Woolcock has a background in documentary film, but she nevertheless feels a strong connection to the apparent romance of Bizet’s opera. “In some ways, The Pearl Fishers is a million miles away from the kind of work that I do in inner cities with gangs and deprived young people,” she explains. “But in other ways, The Pearl Fishers is very much about people right on the edge of survival, trying to live under very difficult material circumstances.”
In the first scene, an enormous poster advertising expensive jewelry dominates Bird’s set, ironically suggesting the contrast between the lives of the people who fish for the pearls and those who wear them. Similarly, aspiration and poverty clash as Nadir brandishes a Coca-Cola bottle, as well as via the costumes, by Kevin Pollard, which are traditional dhotis and turbans mixed with hand-me-downs from charity shops, fashionable designer football shirts worn to rags.
For all its luscious music, Bizet’s The Pearl Fishers has a realist affect—relevant then and now—and a hard psychological edge. When Zurga and Nadir sing their famous “friendship” duet, they agree to overcome the rivalry created by their love for the same woman, but we soon learn that Nadir is still secretly intent on wooing her. Everyone deceives someone in this story; hidden allegiances and small betrayals drive the plot.

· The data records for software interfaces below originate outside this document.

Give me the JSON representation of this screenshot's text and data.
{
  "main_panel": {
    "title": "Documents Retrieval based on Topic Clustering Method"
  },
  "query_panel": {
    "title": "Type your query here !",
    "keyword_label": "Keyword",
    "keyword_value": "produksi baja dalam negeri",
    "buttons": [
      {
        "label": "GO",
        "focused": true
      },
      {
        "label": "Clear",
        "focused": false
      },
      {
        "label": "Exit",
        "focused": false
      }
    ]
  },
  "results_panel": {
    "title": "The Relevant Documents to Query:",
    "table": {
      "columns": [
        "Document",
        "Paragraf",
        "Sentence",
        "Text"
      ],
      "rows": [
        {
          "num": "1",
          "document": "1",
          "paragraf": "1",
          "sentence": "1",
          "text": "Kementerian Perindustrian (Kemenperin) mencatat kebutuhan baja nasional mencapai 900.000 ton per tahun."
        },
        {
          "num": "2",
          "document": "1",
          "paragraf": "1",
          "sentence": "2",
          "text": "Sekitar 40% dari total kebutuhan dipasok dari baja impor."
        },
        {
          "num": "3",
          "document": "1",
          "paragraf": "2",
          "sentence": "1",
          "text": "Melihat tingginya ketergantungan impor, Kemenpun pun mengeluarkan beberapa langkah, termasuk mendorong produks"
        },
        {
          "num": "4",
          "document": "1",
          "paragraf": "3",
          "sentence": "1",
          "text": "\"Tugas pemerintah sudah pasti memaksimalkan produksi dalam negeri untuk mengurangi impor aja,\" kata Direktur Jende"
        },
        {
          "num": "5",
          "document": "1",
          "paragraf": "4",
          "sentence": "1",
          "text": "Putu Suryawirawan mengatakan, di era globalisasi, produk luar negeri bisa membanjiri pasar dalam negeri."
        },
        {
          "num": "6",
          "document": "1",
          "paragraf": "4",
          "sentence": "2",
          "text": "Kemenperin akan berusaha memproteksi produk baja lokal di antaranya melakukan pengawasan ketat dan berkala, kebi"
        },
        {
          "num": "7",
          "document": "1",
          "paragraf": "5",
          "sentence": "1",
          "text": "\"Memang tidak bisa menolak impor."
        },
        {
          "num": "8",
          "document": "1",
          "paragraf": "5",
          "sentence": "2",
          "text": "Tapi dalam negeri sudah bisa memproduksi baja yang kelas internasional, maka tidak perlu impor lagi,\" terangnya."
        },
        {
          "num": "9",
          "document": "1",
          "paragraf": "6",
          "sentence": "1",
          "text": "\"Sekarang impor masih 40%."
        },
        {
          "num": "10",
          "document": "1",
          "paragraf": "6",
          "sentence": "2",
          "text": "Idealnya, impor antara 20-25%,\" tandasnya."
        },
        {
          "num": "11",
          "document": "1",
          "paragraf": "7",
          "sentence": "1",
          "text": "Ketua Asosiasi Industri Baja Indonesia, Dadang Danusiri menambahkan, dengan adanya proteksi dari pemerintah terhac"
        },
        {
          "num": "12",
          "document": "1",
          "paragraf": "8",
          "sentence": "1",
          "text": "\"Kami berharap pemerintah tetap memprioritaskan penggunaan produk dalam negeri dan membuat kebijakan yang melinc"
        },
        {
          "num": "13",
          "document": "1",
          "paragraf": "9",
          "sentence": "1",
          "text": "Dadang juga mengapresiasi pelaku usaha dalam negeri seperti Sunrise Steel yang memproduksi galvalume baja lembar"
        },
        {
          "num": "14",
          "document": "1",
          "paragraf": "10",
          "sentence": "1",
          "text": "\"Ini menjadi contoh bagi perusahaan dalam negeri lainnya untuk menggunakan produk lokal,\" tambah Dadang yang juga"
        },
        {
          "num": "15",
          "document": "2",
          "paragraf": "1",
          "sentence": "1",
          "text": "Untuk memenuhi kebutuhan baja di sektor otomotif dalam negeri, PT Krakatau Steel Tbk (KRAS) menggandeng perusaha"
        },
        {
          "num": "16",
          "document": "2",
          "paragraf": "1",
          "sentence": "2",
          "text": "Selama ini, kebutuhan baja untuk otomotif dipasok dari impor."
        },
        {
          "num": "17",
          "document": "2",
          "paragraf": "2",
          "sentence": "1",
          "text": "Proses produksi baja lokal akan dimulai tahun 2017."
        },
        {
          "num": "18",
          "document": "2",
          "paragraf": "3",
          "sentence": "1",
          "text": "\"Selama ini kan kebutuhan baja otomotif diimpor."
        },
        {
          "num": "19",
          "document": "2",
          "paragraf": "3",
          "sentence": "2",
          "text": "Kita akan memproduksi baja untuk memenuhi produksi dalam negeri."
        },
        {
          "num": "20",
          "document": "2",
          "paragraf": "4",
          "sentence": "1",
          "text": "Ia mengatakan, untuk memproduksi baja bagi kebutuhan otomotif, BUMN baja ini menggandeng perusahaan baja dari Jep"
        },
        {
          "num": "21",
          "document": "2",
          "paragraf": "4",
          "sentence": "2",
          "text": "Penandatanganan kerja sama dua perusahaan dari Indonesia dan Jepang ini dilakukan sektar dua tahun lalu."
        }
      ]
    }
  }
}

Leïla is a virgin priestess upon whose commitment and sacred prayers the whole community depends, and yet she meets Nadir in the temple. When Nourabad, the high priest, indignantly rips aside Leïla’s veil to reveal her identity, the assault includes sexual threat. When Zurga decrees that Leïla and Nadir must die for their sacrilege, his true motive is a personal jealousy.
It is Zurga’s tragedy that ends the opera. In another beautiful aria, “O Nadir, tendre ami,” Zurga remembers that Nadir is his friend. Although Leïla and Nadir are sentenced to the funeral pyre, made all too shockingly relevant by the introduction of gasoline, Zurga nonetheless determines to find a moment to free the condemned lovers. To do this he commits a terrible act of arson, setting fire to the village so that everyone rushes out to save their children. Zurga puts private conviction above his duty to the community that he has sworn to protect. This, of course, is a common theme in opera, but in Woolcock’s production, she makes clear how people can be destroyed by fanaticism, carelessness, and greed.
The first complete staging of Bizet’s The Pearl Fishers at the Metropolitan Opera was in 1916, with a starry cast that included Enrico Caruso, Giuseppe De Luca, and Frieda Hempel. In the 1920s De Luca went on to make a famous recording of “Au fond du temple saint” with the tenor Beniamino Gigli (a version memorably used as the emblem of male bonding in Peter Weir’s 1981 film Gallipoli). Since then, the duet has never been out of the recording repertoire.
But The Pearl Fishers is an opera that is much more than just that one part. There are exquisite arias, rousing choral numbers, inventive scoring for the orchestra, and as Woolcock’s production shows, a moral tale that addresses itself to our time.
Bizet was only 25 at the premiere of The Pearl Fishers, and it is easy to see why the themes in Cormon and Carré’s libretto might appeal to a young man. In the end, though, it is the music that makes this opera. Bizet’s melodies are accessible, but they are also profound and moving, as Woolcock explains: “When you’re working with it, it has all these tunes! And it drives you mad, because you hear sthem and they form these sort of earworms that go around and around in your head all day and all night. But that,” she concludes, “is the sign of great writing.”